Turkish President Recep Tayyip Erdogan has accused the main opposition, Republican People’s Party (CHP), of paving the way for the recent attack on its party leader, Kemal Kilicdaroglu, Gazete Duvar news portal reported on Sunday.
During his closing speech at the 28th Consultation and Assessment Meeting of AK Party (AKP) in Ankara’s Kizilcahamam district on Sunday, Erdogan put the blame on CHP for the attack that targeted its leader during a fallen soldier’s funeral last week.
Kilicdaroglu was attacked in Ankara’s Cubuk district by dozens of men at the funeral of Private Yener Kirikci, who died in a clash between the Turkish army and the outlawed Kurdistan Workers’ Party (PKK), in what party members call a “lynch attempt” against their leader.
“We [AKP] condemn the attack explicitly. What we protest is the harassment, terror allegations and insults the relatives of the fallen soldier and people of the [Cubuk] district face,” Erdogan said, referring to CHP’s terrorism accusations.
A day after the attack on Kilicdaroglu, CHP Deputy Chairman Aykut Erdogdu accused the perpetrators of being members of a terrorist organization on his official Twitter account.

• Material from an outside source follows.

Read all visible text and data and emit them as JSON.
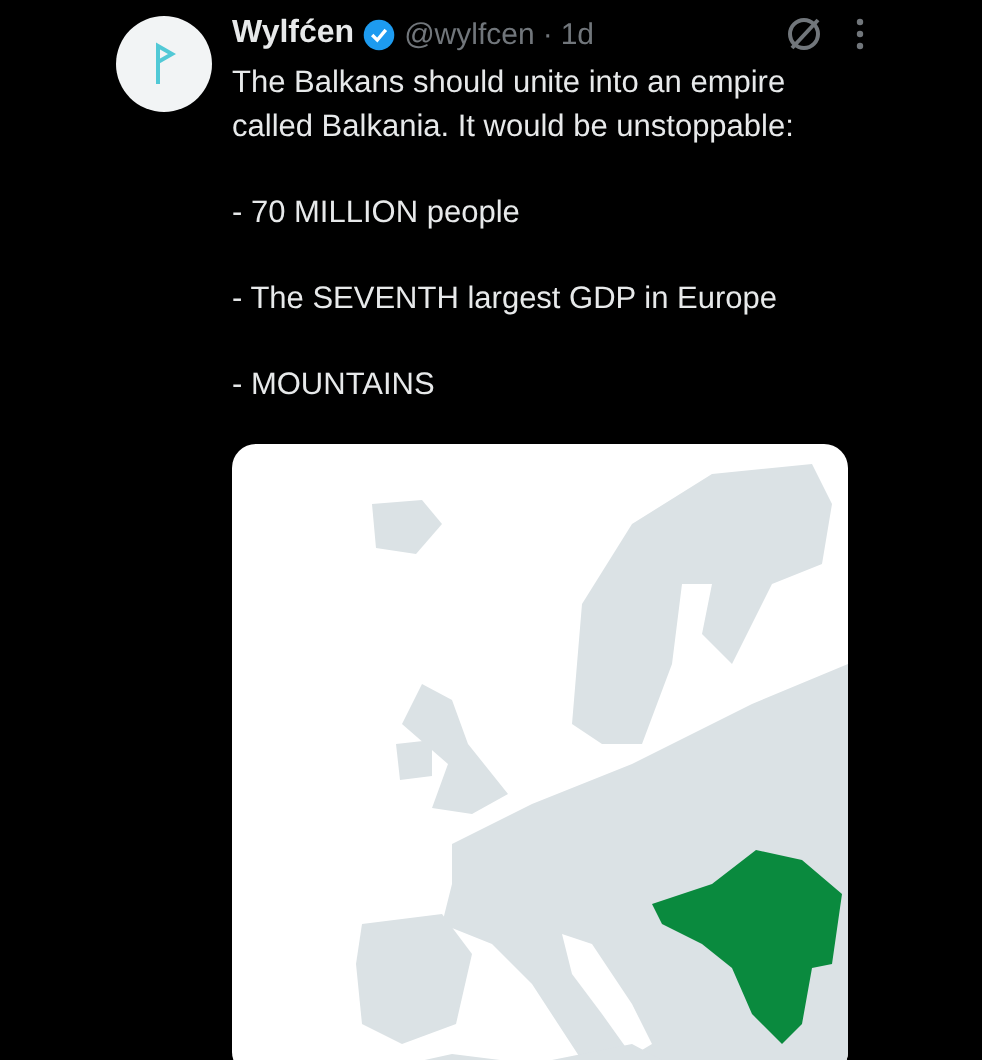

“Those who attacked our chairman in an attempt to lynch him are ignoble terrorists who [actually] attacked this country’s national unity. This ignoble mob has unity of purpose with separatist terrorists. I damn this ignoble mob. We will not give this country up to them,” Erdogdu said.
Referring to CHP’s cooperation with the pro-Kurdish People’s Democratic Party (HDP) during the local elections, the president added: “Those who attacked you are those whom you walked arm in arm with and no one else.” Erdogan underlined that what led to last week’s attack was CHP’s having a common purpose with the pro-Kurdish HDP during the local elections on March 31.
“We say: If you collaborated with a party in command of a terrorist organization, you would make our martyrs turn in their graves. They [CHP members] claim that we are legitimizing the incident [attack on Kilicdaroglu],” Erdogan further said.
As part of its political strategy in western Turkey, HDP sat out of the mayoral races in large cities and urged its supporters to cast strategic votes for the Nation Alliance formed by the secular opposition CHP and nationalist opposition IYI (Good) Party.
Partly due to that strategy, CHP was able to defeat AKP’s candidate and won the mayoral race in Istanbul, the city where Erdogan’s political career began as mayor in the 1990s.
Turkey accuses the HDP of having links with PKK, an armed militant group listed as a terrorist organization by Turkey, that has been fighting for self-rule in the predominantly Kurdish southeastern region of Turkey for more than 30 years.
Although HDP denies the allegations, several party seniors, including the co-chair Selahattin Demirtas, have been in prison on various charges that include “managing a terrorist organization”.
“CHP administration is different to those citizens who voted for the party. We should realize that,” Erdogan stated, putting the blame on his party for not being able to attract CHP’s voters in the local elections.
“We are obliged to examine ourselves for failing to reach those citizens [who voted for other parties], express ourselves and receive their support,” Erdogan added.